REQUIRED WORK:
Please set down every record exactly as it appears below.

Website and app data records
--- --- ---

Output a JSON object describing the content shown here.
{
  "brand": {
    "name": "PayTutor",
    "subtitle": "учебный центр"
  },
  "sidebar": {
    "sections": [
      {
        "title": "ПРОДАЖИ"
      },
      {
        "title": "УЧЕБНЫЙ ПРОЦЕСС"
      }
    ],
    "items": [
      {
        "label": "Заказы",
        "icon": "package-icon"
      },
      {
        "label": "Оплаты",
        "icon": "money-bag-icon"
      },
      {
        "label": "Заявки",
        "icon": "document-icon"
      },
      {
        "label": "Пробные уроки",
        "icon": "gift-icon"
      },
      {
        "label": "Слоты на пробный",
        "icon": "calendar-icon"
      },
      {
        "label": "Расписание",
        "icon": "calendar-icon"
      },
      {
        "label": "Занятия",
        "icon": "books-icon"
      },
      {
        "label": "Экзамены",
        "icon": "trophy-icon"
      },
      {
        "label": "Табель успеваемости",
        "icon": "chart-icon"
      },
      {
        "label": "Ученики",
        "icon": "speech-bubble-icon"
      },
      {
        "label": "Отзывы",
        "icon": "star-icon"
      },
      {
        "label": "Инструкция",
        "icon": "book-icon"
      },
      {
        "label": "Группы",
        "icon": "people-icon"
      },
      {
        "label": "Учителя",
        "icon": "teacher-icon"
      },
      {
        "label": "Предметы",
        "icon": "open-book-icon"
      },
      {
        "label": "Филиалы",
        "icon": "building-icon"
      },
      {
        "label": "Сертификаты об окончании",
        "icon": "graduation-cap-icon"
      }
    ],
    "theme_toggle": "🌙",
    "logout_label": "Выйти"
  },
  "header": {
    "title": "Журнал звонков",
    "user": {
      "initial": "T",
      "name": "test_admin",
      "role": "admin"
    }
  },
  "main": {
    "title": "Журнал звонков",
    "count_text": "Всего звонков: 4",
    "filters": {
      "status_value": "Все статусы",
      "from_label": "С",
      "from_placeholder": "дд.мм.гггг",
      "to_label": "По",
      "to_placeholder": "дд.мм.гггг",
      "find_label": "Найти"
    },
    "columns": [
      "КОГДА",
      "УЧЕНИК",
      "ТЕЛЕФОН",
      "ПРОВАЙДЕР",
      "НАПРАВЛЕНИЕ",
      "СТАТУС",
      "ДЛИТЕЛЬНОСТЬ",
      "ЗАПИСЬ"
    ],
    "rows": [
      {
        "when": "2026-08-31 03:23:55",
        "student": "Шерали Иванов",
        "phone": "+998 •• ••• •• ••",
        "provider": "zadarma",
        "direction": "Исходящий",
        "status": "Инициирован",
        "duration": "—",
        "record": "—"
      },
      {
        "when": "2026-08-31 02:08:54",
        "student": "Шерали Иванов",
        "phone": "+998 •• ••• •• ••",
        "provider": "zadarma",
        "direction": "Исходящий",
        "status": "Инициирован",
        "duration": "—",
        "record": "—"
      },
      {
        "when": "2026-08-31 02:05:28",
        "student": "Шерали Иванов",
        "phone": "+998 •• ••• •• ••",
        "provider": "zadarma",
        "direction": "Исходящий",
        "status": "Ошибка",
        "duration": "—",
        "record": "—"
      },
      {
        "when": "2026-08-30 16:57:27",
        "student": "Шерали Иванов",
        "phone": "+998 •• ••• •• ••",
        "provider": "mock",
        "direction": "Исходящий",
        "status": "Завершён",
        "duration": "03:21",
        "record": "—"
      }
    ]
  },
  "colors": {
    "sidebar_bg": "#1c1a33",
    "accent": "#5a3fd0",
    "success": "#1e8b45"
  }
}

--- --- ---

RESULT OF THIS TASK:
Output a JSON object describing the content shown here.
{
  "brand": {
    "name": "PayTutor",
    "subtitle": "учебный центр"
  },
  "sidebar": {
    "sections": [
      {
        "title": "ПРОДАЖИ"
      },
      {
        "title": "УЧЕБНЫЙ ПРОЦЕСС"
      }
    ],
    "items": [
      {
        "label": "Заказы",
        "icon": "package-icon"
      },
      {
        "label": "Оплаты",
        "icon": "money-bag-icon"
      },
      {
        "label": "Заявки",
        "icon": "document-icon"
      },
      {
        "label": "Пробные уроки",
        "icon": "gift-icon"
      },
      {
        "label": "Слоты на пробный",
        "icon": "calendar-icon"
      },
      {
        "label": "Расписание",
        "icon": "calendar-icon"
      },
      {
        "label": "Занятия",
        "icon": "books-icon"
      },
      {
        "label": "Экзамены",
        "icon": "trophy-icon"
      },
      {
        "label": "Табель успеваемости",
        "icon": "chart-icon"
      },
      {
        "label": "Ученики",
        "icon": "speech-bubble-icon"
      },
      {
        "label": "Отзывы",
        "icon": "star-icon"
      },
      {
        "label": "Инструкция",
        "icon": "book-icon"
      },
      {
        "label": "Группы",
        "icon": "people-icon"
      },
      {
        "label": "Учителя",
        "icon": "teacher-icon"
      },
      {
        "label": "Предметы",
        "icon": "open-book-icon"
      },
      {
        "label": "Филиалы",
        "icon": "building-icon"
      },
      {
        "label": "Сертификаты об окончании",
        "icon": "graduation-cap-icon"
      }
    ],
    "theme_toggle": "🌙",
    "logout_label": "Выйти"
  },
  "header": {
    "title": "Журнал звонков",
    "user": {
      "initial": "T",
      "name": "test_admin",
      "role": "admin"
    }
  },
  "main": {
    "title": "Журнал звонков",
    "count_text": "Всего звонков: 4",
    "filters": {
      "status_value": "Все статусы",
      "from_label": "С",
      "from_placeholder": "дд.мм.гггг",
      "to_label": "По",
      "to_placeholder": "дд.мм.гггг",
      "find_label": "Найти"
    },
    "columns": [
      "КОГДА",
      "УЧЕНИК",
      "ТЕЛЕФОН",
      "ПРОВАЙДЕР",
      "НАПРАВЛЕНИЕ",
      "СТАТУС",
      "ДЛИТЕЛЬНОСТЬ",
      "ЗАПИСЬ"
    ],
    "rows": [
      {
        "when": "2026-08-31 03:23:55",
        "student": "Шерали Иванов",
        "phone": "+998 •• ••• •• ••",
        "provider": "zadarma",
        "direction": "Исходящий",
        "status": "Инициирован",
        "duration": "—",
        "record": "—"
      },
      {
        "when": "2026-08-31 02:08:54",
        "student": "Шерали Иванов",
        "phone": "+998 •• ••• •• ••",
        "provider": "zadarma",
        "direction": "Исходящий",
        "status": "Инициирован",
        "duration": "—",
        "record": "—"
      },
      {
        "when": "2026-08-31 02:05:28",
        "student": "Шерали Иванов",
        "phone": "+998 •• ••• •• ••",
        "provider": "zadarma",
        "direction": "Исходящий",
        "status": "Ошибка",
        "duration": "—",
        "record": "—"
      },
      {
        "when": "2026-08-30 16:57:27",
        "student": "Шерали Иванов",
        "phone": "+998 •• ••• •• ••",
        "provider": "mock",
        "direction": "Исходящий",
        "status": "Завершён",
        "duration": "03:21",
        "record": "—"
      }
    ]
  },
  "colors": {
    "sidebar_bg": "#1c1a33",
    "accent": "#5a3fd0",
    "success": "#1e8b45"
  }
}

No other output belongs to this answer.